- **ACTIVITY**: Go through the data and report each line that holds the string "JSON".

● ● ● ●

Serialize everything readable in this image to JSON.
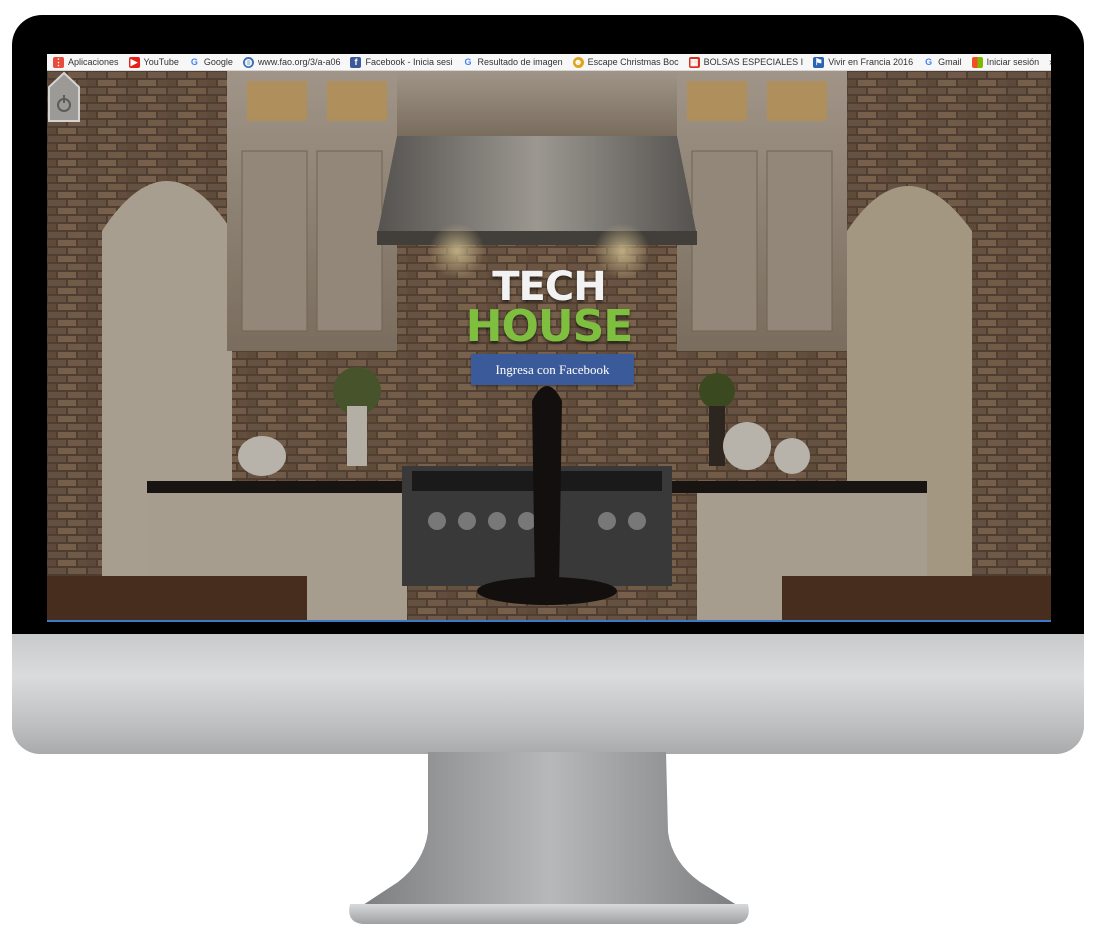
{
  "bookmarks": [
    {
      "label": "Aplicaciones",
      "icon": "apps-grid-icon",
      "color": "#e84c3d"
    },
    {
      "label": "YouTube",
      "icon": "youtube-icon",
      "color": "#e62117"
    },
    {
      "label": "Google",
      "icon": "google-icon",
      "color": "#4285f4"
    },
    {
      "label": "www.fao.org/3/a-a06",
      "icon": "globe-icon",
      "color": "#3a6fb7"
    },
    {
      "label": "Facebook - Inicia sesi",
      "icon": "facebook-icon",
      "color": "#3b5998"
    },
    {
      "label": "Resultado de imagen",
      "icon": "google-icon",
      "color": "#4285f4"
    },
    {
      "label": "Escape Christmas Boc",
      "icon": "gift-icon",
      "color": "#e0a41a"
    },
    {
      "label": "BOLSAS ESPECIALES I",
      "icon": "grid-icon",
      "color": "#d7301f"
    },
    {
      "label": "Vivir en Francia 2016",
      "icon": "flag-icon",
      "color": "#2c64b5"
    },
    {
      "label": "Gmail",
      "icon": "google-icon",
      "color": "#4285f4"
    },
    {
      "label": "Iniciar sesión",
      "icon": "microsoft-icon",
      "color": "#f3a21b"
    }
  ],
  "bookmarks_more": "»",
  "logo": {
    "line1": "TECH",
    "line2": "HOUSE",
    "line1_color": "#f2f2f2",
    "line2_color": "#7fbf3f"
  },
  "login_button": {
    "label": "Ingresa con Facebook",
    "color": "#3b5a9a"
  },
  "accent_line_color": "#3d79c8"
}
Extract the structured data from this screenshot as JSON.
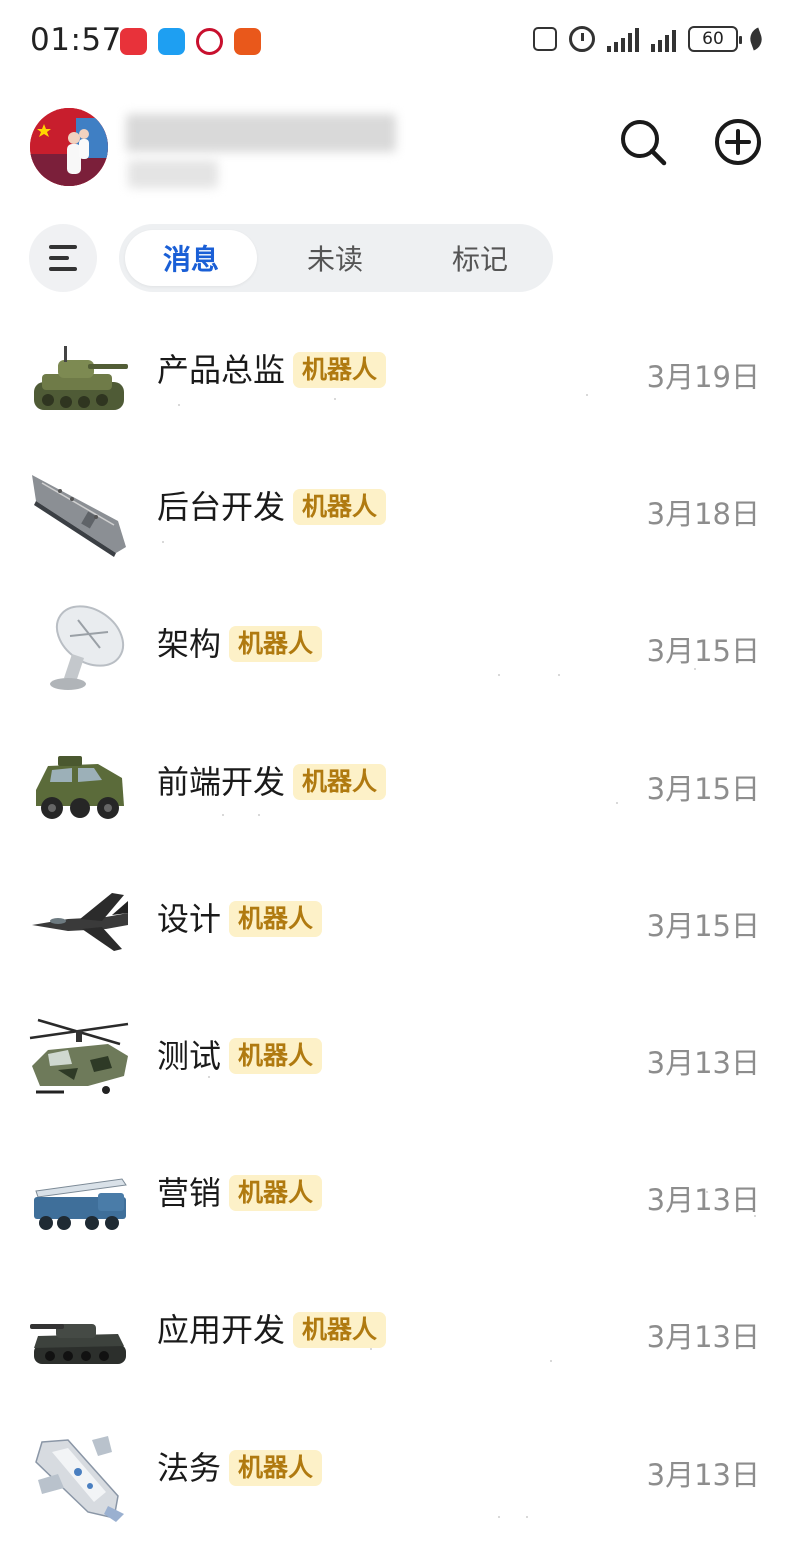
{
  "status_bar": {
    "time": "01:57",
    "battery": "60"
  },
  "header": {
    "search_icon": "search-icon",
    "add_icon": "plus-circle-icon"
  },
  "filters": {
    "tabs": [
      {
        "label": "消息",
        "active": true
      },
      {
        "label": "未读",
        "active": false
      },
      {
        "label": "标记",
        "active": false
      }
    ]
  },
  "chats": [
    {
      "name": "产品总监",
      "badge": "机器人",
      "date": "3月19日",
      "avatar_icon": "tank-icon"
    },
    {
      "name": "后台开发",
      "badge": "机器人",
      "date": "3月18日",
      "avatar_icon": "aircraft-carrier-icon"
    },
    {
      "name": "架构",
      "badge": "机器人",
      "date": "3月15日",
      "avatar_icon": "satellite-dish-icon"
    },
    {
      "name": "前端开发",
      "badge": "机器人",
      "date": "3月15日",
      "avatar_icon": "armored-vehicle-icon"
    },
    {
      "name": "设计",
      "badge": "机器人",
      "date": "3月15日",
      "avatar_icon": "fighter-jet-icon"
    },
    {
      "name": "测试",
      "badge": "机器人",
      "date": "3月13日",
      "avatar_icon": "helicopter-icon"
    },
    {
      "name": "营销",
      "badge": "机器人",
      "date": "3月13日",
      "avatar_icon": "missile-launcher-icon"
    },
    {
      "name": "应用开发",
      "badge": "机器人",
      "date": "3月13日",
      "avatar_icon": "tank-icon"
    },
    {
      "name": "法务",
      "badge": "机器人",
      "date": "3月13日",
      "avatar_icon": "spaceship-icon"
    }
  ],
  "colors": {
    "accent": "#1a5fd6",
    "badge_bg": "#fdf1c8",
    "badge_text": "#b07a10",
    "date": "#8d8d8d"
  }
}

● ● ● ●

- **TASK SOLUTION**:
Serialize everything readable in this image to JSON.
Extract the structured data from this screenshot as JSON.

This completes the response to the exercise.